San Francisco has joined a growing list of cities to officially replace Columbus Day with Indigenous Peoples' Day.

The city's board of supervisors voted 10-1 in favor of the change on Tuesday. Supervisor Malia Cohen set the change in motion by introduced the legislation in an effort to honor the Native Americans who already lived in the area when Columbus arrived.

"This is in no way an attack or criticism on anyone's culture or race or ideological beliefs," Cohen explained.

A spokesman for California Association of Tribal Governments​, Will Micklin, said, "He didn't discover America. We were here. When Columbus landed, oppression, subjugation, dominance and genocide followed. We don't think that deserves a holiday."

The only supervisor to vote the proposition down was Aaron Peskin, who proposed that the board "try to figure out a path forward" that satisfied both both groups. His fellow supervisors shot down his motion to delay in a 7-4 vote.

The states of Alaska, Hawaii, Oregon, South Dakota, and Vermont have already made the decision to not recognize Columbus Day as a holiday.
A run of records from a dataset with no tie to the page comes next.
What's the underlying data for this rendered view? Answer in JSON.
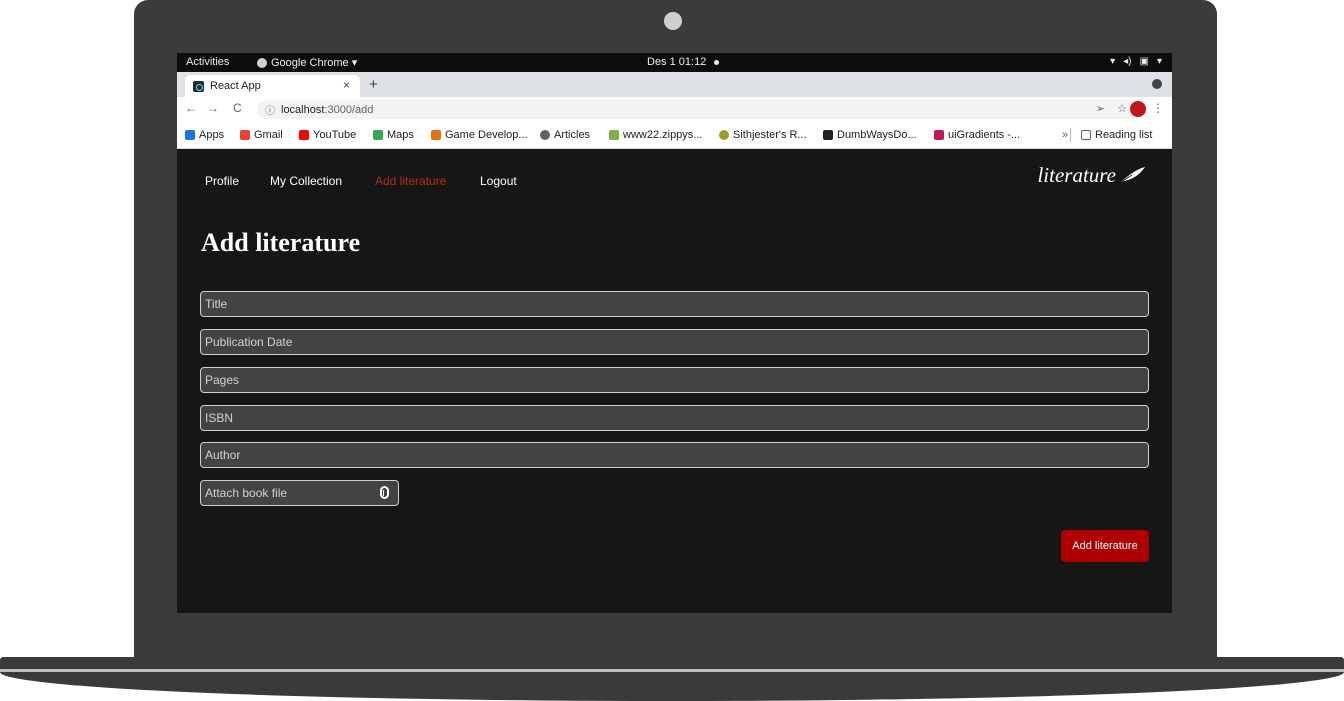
{
  "os_bar": {
    "activities": "Activities",
    "app_name": "Google Chrome ▾",
    "clock": "Des 1  01:12",
    "tray": [
      "▾",
      "◂)",
      "▣",
      "▾"
    ]
  },
  "browser": {
    "tab_title": "React App",
    "tab_close": "×",
    "new_tab": "+",
    "back": "←",
    "forward": "→",
    "reload": "C",
    "info": "ⓘ",
    "url_host": "localhost",
    "url_path": ":3000/add",
    "share": "➢",
    "star": "☆",
    "menu": "⋮",
    "bookmarks": [
      {
        "label": "Apps",
        "color": "#1a73e8"
      },
      {
        "label": "Gmail",
        "color": "#ea4335"
      },
      {
        "label": "YouTube",
        "color": "#ff0000"
      },
      {
        "label": "Maps",
        "color": "#34a853"
      },
      {
        "label": "Game Develop...",
        "color": "#e8710a"
      },
      {
        "label": "Articles",
        "color": "#5f6368"
      },
      {
        "label": "www22.zippys...",
        "color": "#7cb342"
      },
      {
        "label": "Sithjester's R...",
        "color": "#9e9d24"
      },
      {
        "label": "DumbWaysDo...",
        "color": "#202124"
      },
      {
        "label": "uiGradients -...",
        "color": "#c2185b"
      }
    ],
    "bookmarks_more": "»",
    "reading_list": "Reading list"
  },
  "app": {
    "nav": [
      "Profile",
      "My Collection",
      "Add literature",
      "Logout"
    ],
    "active_nav": "Add literature",
    "brand": "literature",
    "page_title": "Add literature",
    "fields": [
      {
        "placeholder": "Title"
      },
      {
        "placeholder": "Publication Date"
      },
      {
        "placeholder": "Pages"
      },
      {
        "placeholder": "ISBN"
      },
      {
        "placeholder": "Author"
      }
    ],
    "attach_label": "Attach book file",
    "submit_label": "Add literature"
  },
  "colors": {
    "accent_red": "#af0000",
    "active_nav": "#af2e1c",
    "background": "#161616"
  }
}
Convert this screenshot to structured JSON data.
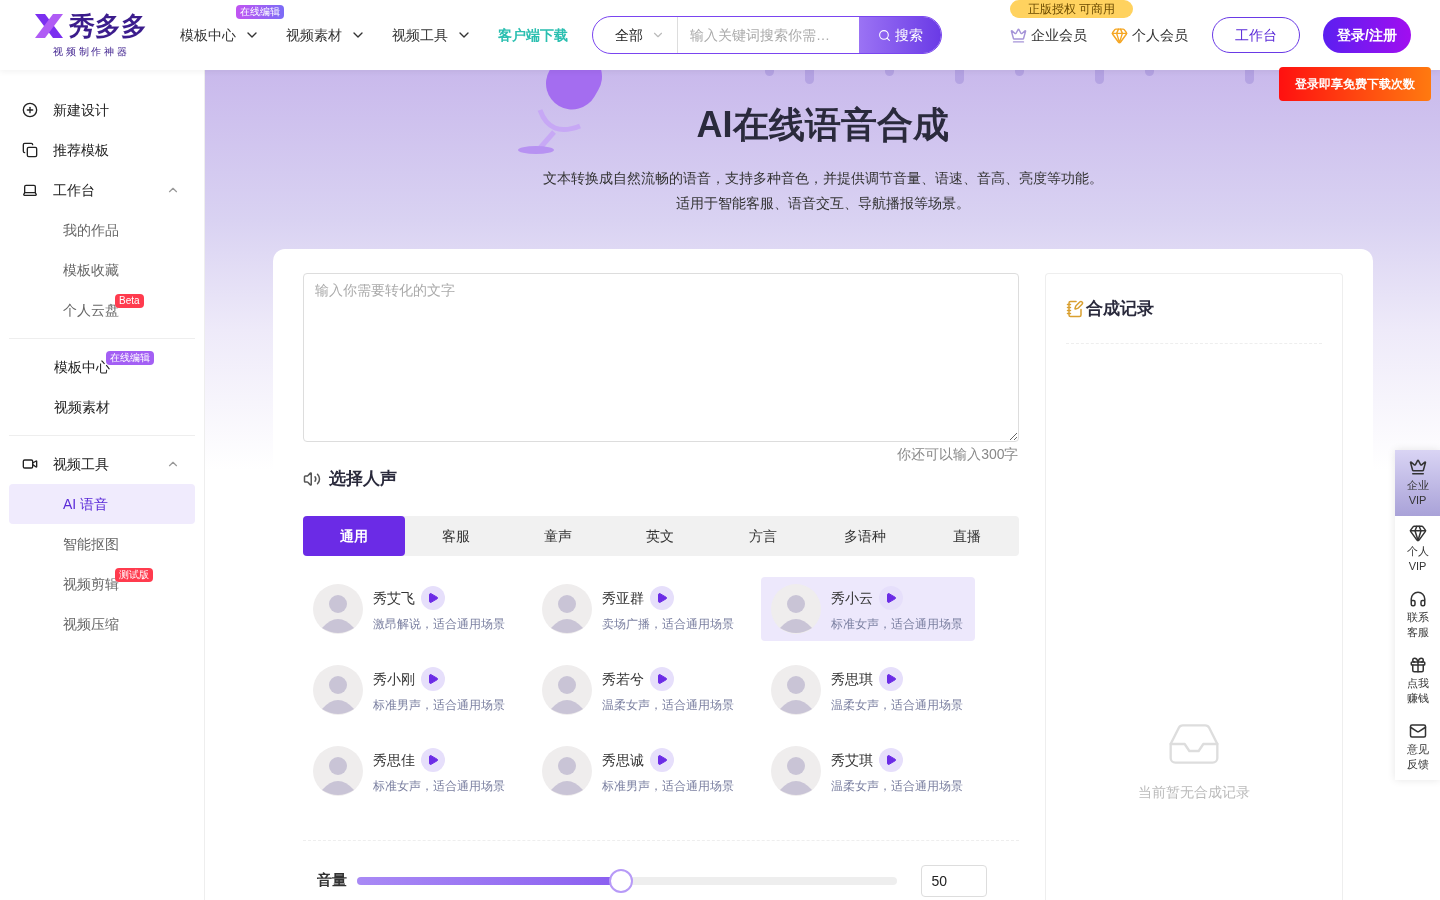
{
  "header": {
    "logo": {
      "name": "秀多多",
      "tagline": "视 频 制 作 神 器"
    },
    "nav": [
      {
        "label": "模板中心",
        "kind": "menu",
        "dropdown": true,
        "badge": "在线编辑"
      },
      {
        "label": "视频素材",
        "kind": "menu",
        "dropdown": true
      },
      {
        "label": "视频工具",
        "kind": "menu",
        "dropdown": true
      },
      {
        "label": "客户端下载",
        "kind": "download",
        "dropdown": false
      }
    ],
    "search": {
      "scope": "全部",
      "placeholder": "输入关键词搜索你需…",
      "button": "搜索"
    },
    "license_badge": "正版授权 可商用",
    "memberships": [
      {
        "label": "企业会员",
        "kind": "enterprise"
      },
      {
        "label": "个人会员",
        "kind": "personal"
      }
    ],
    "workspace_button": "工作台",
    "login_button": "登录/注册",
    "login_tip": "登录即享免费下载次数"
  },
  "sidebar": {
    "groups": [
      {
        "items": [
          {
            "label": "新建设计",
            "kind": "main"
          },
          {
            "label": "推荐模板",
            "kind": "main"
          },
          {
            "label": "工作台",
            "kind": "main",
            "expanded": true,
            "children": [
              {
                "label": "我的作品",
                "selected": false
              },
              {
                "label": "模板收藏",
                "selected": false
              },
              {
                "label": "个人云盘",
                "selected": false,
                "badge": "Beta",
                "color": "#ff3b4e"
              }
            ]
          }
        ]
      },
      {
        "items": [
          {
            "label": "模板中心",
            "kind": "plain",
            "badge": "在线编辑",
            "color": "#a35ff4"
          },
          {
            "label": "视频素材",
            "kind": "plain"
          }
        ]
      },
      {
        "items": [
          {
            "label": "视频工具",
            "kind": "main",
            "expanded": true,
            "children": [
              {
                "label": "AI 语音",
                "selected": true
              },
              {
                "label": "智能抠图",
                "selected": false
              },
              {
                "label": "视频剪辑",
                "selected": false,
                "badge": "测试版",
                "color": "#ff3b4e"
              },
              {
                "label": "视频压缩",
                "selected": false
              }
            ]
          }
        ]
      }
    ]
  },
  "hero": {
    "title": "AI在线语音合成",
    "description": [
      "文本转换成自然流畅的语音，支持多种音色，并提供调节音量、语速、音高、亮度等功能。",
      "适用于智能客服、语音交互、导航播报等场景。"
    ]
  },
  "editor": {
    "placeholder": "输入你需要转化的文字",
    "counter": "你还可以输入300字"
  },
  "voice_section": {
    "title": "选择人声",
    "tabs": [
      {
        "label": "通用",
        "selected": true
      },
      {
        "label": "客服",
        "selected": false
      },
      {
        "label": "童声",
        "selected": false
      },
      {
        "label": "英文",
        "selected": false
      },
      {
        "label": "方言",
        "selected": false
      },
      {
        "label": "多语种",
        "selected": false
      },
      {
        "label": "直播",
        "selected": false
      }
    ],
    "voices": [
      {
        "name": "秀艾飞",
        "description": "激昂解说，适合通用场景",
        "selected": false
      },
      {
        "name": "秀亚群",
        "description": "卖场广播，适合通用场景",
        "selected": false
      },
      {
        "name": "秀小云",
        "description": "标准女声，适合通用场景",
        "selected": true
      },
      {
        "name": "秀小刚",
        "description": "标准男声，适合通用场景",
        "selected": false
      },
      {
        "name": "秀若兮",
        "description": "温柔女声，适合通用场景",
        "selected": false
      },
      {
        "name": "秀思琪",
        "description": "温柔女声，适合通用场景",
        "selected": false
      },
      {
        "name": "秀思佳",
        "description": "标准女声，适合通用场景",
        "selected": false
      },
      {
        "name": "秀思诚",
        "description": "标准男声，适合通用场景",
        "selected": false
      },
      {
        "name": "秀艾琪",
        "description": "温柔女声，适合通用场景",
        "selected": false
      }
    ]
  },
  "volume": {
    "label": "音量",
    "level": 0.49,
    "value": "50"
  },
  "records": {
    "title": "合成记录",
    "empty": "当前暂无合成记录"
  },
  "float_bar": [
    {
      "lines": [
        "企业",
        "VIP"
      ],
      "selected": true
    },
    {
      "lines": [
        "个人",
        "VIP"
      ],
      "selected": false
    },
    {
      "lines": [
        "联系",
        "客服"
      ],
      "selected": false
    },
    {
      "lines": [
        "点我",
        "赚钱"
      ],
      "selected": false
    },
    {
      "lines": [
        "意见",
        "反馈"
      ],
      "selected": false
    }
  ]
}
The alternate holiday, Indigenous Peoples' Day, was first adopted in Berkeley, California in 1992. Their decision has been followed by a growing list of cities that now includes Los Angeles, Seattle, Denver, Phoenix, Portland, Minneapolis, and Salt Lake City.